→ **TASK TO CARRY OUT**: Please return every record below exactly as it stands.

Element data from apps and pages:
────────

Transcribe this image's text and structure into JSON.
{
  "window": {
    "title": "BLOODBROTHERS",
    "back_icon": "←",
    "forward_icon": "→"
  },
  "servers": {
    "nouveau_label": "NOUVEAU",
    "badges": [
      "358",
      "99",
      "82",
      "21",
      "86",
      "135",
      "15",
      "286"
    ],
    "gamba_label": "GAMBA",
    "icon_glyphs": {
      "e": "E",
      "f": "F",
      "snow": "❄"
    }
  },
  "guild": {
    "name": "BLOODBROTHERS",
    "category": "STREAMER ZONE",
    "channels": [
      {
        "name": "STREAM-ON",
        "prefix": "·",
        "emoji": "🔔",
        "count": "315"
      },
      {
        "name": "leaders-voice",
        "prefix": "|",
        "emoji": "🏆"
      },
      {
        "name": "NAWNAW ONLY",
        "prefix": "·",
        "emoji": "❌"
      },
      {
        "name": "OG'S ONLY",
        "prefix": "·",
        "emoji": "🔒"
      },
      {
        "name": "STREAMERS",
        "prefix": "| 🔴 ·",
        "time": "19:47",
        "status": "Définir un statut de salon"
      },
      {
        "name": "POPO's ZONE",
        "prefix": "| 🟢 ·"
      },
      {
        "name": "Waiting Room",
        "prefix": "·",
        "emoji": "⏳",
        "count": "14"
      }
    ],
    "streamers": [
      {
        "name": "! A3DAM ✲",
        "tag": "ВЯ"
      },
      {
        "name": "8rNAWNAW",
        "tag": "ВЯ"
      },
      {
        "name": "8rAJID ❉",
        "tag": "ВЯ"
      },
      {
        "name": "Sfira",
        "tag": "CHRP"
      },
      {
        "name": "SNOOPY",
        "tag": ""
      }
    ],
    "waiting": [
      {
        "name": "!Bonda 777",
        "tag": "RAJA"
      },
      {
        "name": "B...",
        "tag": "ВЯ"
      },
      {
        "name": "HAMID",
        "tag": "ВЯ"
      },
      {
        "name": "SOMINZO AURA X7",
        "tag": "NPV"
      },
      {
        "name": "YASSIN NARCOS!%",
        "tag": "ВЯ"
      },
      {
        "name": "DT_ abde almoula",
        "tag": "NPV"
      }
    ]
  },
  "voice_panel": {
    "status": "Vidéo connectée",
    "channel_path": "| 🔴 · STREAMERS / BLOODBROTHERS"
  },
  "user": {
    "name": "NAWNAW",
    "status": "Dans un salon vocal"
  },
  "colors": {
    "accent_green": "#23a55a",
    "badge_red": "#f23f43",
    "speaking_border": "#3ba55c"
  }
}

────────

→ **WRITTEN ANSWER**:
Transcribe this image's text and structure into JSON.
{
  "window": {
    "title": "BLOODBROTHERS",
    "back_icon": "←",
    "forward_icon": "→"
  },
  "servers": {
    "nouveau_label": "NOUVEAU",
    "badges": [
      "358",
      "99",
      "82",
      "21",
      "86",
      "135",
      "15",
      "286"
    ],
    "gamba_label": "GAMBA",
    "icon_glyphs": {
      "e": "E",
      "f": "F",
      "snow": "❄"
    }
  },
  "guild": {
    "name": "BLOODBROTHERS",
    "category": "STREAMER ZONE",
    "channels": [
      {
        "name": "STREAM-ON",
        "prefix": "·",
        "emoji": "🔔",
        "count": "315"
      },
      {
        "name": "leaders-voice",
        "prefix": "|",
        "emoji": "🏆"
      },
      {
        "name": "NAWNAW ONLY",
        "prefix": "·",
        "emoji": "❌"
      },
      {
        "name": "OG'S ONLY",
        "prefix": "·",
        "emoji": "🔒"
      },
      {
        "name": "STREAMERS",
        "prefix": "| 🔴 ·",
        "time": "19:47",
        "status": "Définir un statut de salon"
      },
      {
        "name": "POPO's ZONE",
        "prefix": "| 🟢 ·"
      },
      {
        "name": "Waiting Room",
        "prefix": "·",
        "emoji": "⏳",
        "count": "14"
      }
    ],
    "streamers": [
      {
        "name": "! A3DAM ✲",
        "tag": "ВЯ"
      },
      {
        "name": "8rNAWNAW",
        "tag": "ВЯ"
      },
      {
        "name": "8rAJID ❉",
        "tag": "ВЯ"
      },
      {
        "name": "Sfira",
        "tag": "CHRP"
      },
      {
        "name": "SNOOPY",
        "tag": ""
      }
    ],
    "waiting": [
      {
        "name": "!Bonda 777",
        "tag": "RAJA"
      },
      {
        "name": "B...",
        "tag": "ВЯ"
      },
      {
        "name": "HAMID",
        "tag": "ВЯ"
      },
      {
        "name": "SOMINZO AURA X7",
        "tag": "NPV"
      },
      {
        "name": "YASSIN NARCOS!%",
        "tag": "ВЯ"
      },
      {
        "name": "DT_ abde almoula",
        "tag": "NPV"
      }
    ]
  },
  "voice_panel": {
    "status": "Vidéo connectée",
    "channel_path": "| 🔴 · STREAMERS / BLOODBROTHERS"
  },
  "user": {
    "name": "NAWNAW",
    "status": "Dans un salon vocal"
  },
  "colors": {
    "accent_green": "#23a55a",
    "badge_red": "#f23f43",
    "speaking_border": "#3ba55c"
  }
}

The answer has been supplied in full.